Moving water across greater distances
The Dhobighat community downstream of Mussoorie provides laundering services to the upstream town’s schools, hotels and government institutions. Washing is done along a natural stream which flows through the settlement, first inhabited by the dhobi (washing) community over 80 years ago. The livelihood of the dhobi community depends on clean, fast-running water. In recent times, they have been asked by local government to “share” their stream with other nearby settlements. This has given rise to a decline in water flow to the community, as well a breakdown in communal water-collection activities, disrupting both physical flows and social interactions. With youth out-migration and the advent of mechanised washing machines, the demand for washing services is declining, so these livelihoods look increasingly vulnerable.
Water is not just physical systems

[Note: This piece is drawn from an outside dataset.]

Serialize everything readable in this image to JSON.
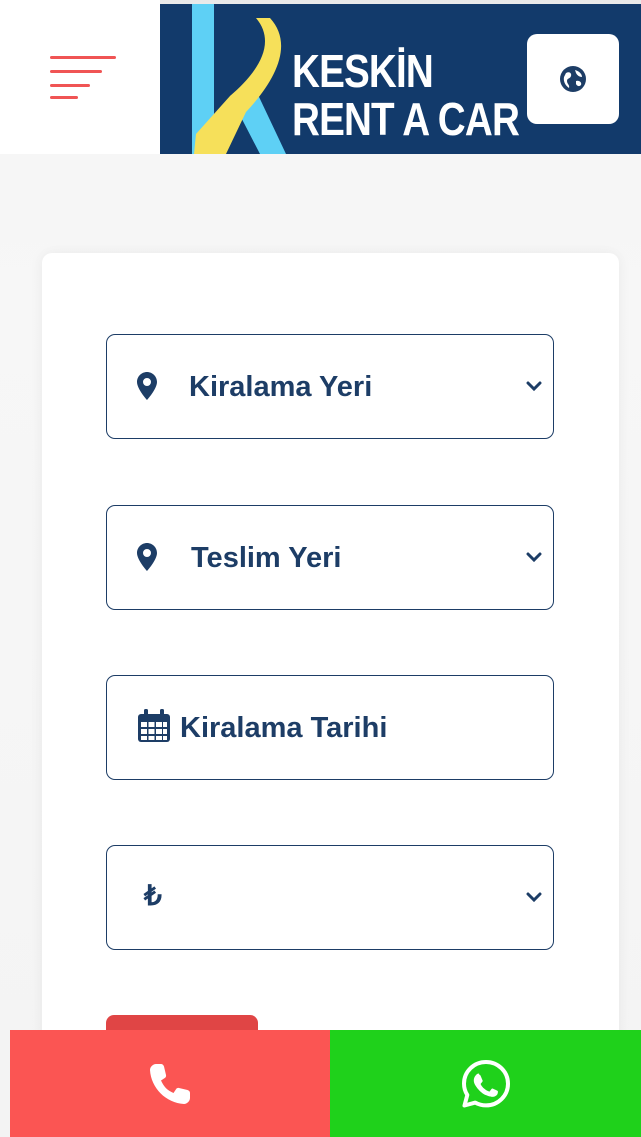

The delivery of water is not just about the construction of physical systems, but also creating suitable social and political infrastructures that can support the appropriation, management and distribution of resources to people. Creating water management systems that are environmentally sustainable and socially just requires the inclusion, participation and representation of all social layers. During May 2017, Nepal held its first local council elections in almost twenty years. At Dhulikhel, water provision to all areas of the town is a highly political issue, with candidates campaigning and competing on this issue to secure the votes of their constituents. Water politics did influence the outcome – a new mayor was elected who is committed to locally sourcing affordable water for town residents through low intervention...
Cambridge Festival of Ideas

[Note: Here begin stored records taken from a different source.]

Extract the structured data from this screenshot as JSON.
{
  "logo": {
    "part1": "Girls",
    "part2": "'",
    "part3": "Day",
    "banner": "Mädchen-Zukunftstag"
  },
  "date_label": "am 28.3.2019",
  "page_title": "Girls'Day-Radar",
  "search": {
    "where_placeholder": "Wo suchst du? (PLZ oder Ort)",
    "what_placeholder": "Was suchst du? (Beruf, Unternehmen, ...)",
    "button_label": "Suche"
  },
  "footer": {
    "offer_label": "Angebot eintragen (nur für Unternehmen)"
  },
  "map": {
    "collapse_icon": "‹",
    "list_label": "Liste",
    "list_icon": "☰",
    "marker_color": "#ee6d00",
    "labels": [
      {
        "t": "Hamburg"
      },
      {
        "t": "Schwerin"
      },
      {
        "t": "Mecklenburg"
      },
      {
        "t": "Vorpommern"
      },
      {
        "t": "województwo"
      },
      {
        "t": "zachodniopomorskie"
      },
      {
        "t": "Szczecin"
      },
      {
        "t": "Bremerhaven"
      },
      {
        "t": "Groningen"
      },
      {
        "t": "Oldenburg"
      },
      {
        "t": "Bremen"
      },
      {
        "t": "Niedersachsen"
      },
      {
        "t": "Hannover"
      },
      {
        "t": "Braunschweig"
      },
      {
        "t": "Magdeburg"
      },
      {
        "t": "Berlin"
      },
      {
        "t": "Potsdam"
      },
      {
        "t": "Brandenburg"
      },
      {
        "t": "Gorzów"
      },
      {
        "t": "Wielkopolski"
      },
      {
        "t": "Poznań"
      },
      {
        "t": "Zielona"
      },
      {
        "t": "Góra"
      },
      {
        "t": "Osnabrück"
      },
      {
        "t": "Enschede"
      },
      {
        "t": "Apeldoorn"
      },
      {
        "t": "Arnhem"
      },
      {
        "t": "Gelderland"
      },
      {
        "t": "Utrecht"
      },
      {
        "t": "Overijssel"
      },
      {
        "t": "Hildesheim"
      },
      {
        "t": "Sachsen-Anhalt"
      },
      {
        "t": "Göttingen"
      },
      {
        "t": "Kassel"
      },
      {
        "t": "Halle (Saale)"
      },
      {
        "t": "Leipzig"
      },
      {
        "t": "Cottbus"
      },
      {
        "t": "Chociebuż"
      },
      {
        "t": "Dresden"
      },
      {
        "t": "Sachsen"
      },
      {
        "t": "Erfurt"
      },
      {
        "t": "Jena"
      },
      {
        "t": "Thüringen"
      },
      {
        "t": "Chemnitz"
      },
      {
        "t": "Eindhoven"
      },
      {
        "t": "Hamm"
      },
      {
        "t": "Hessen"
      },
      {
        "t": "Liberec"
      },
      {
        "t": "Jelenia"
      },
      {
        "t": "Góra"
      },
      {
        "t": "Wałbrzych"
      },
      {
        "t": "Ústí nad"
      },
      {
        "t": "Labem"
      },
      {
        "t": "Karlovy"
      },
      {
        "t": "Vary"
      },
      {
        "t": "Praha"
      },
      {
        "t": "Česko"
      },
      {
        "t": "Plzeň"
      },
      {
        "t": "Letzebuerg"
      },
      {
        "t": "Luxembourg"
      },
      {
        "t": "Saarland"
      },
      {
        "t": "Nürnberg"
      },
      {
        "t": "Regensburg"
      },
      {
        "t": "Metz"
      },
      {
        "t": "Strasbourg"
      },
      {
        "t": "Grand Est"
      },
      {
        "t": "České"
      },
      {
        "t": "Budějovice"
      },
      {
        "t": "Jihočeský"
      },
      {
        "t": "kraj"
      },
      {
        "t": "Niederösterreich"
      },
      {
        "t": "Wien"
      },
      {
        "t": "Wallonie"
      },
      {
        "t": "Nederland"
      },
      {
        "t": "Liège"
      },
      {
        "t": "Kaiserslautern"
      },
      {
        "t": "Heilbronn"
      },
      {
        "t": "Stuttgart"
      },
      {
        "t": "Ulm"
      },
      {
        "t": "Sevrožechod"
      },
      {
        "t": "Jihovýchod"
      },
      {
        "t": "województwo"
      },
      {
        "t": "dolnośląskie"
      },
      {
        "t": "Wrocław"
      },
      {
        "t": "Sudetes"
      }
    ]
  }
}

Lake is our greatest treasure and biggest challenge
A presentation and research summary of Nainital Lake by Dr Vishal Singh of the Centre for Ecology Development and Research (CEDAR).
Stories of change along the Gandaki River

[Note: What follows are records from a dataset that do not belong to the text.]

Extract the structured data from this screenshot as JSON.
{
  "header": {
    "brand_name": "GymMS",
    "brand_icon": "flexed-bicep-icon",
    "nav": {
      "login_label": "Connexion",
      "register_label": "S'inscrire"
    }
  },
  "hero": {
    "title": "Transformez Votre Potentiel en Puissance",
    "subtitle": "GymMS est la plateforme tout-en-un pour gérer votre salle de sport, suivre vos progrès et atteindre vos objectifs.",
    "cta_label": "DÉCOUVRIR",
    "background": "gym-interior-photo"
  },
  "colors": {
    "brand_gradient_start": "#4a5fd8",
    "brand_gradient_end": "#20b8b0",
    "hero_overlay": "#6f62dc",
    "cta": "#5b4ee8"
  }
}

Himalayas to Ocean (H2O) is the story of communities, climate change, and the transformative power of water. In the shadow of Everest looms the threat of anthropogenic climate change, a force that stands to forever alter the confluence of people and place in the Himalayas. Himalayas to Ocean is a multimedia project and expedition. In September 2017, expedition members set out to trace the role of water from the world’s highest peaks to low-lands valleys through the places and communities most strikingly sculpted by it. Along the way, personal accounts were collected of the communities and cultures experiencing change at the water’s edge. We are an Environmental Change Institute (University of Oxford) affiliated project, and partner with the International Centre for Integrated Mountain Development...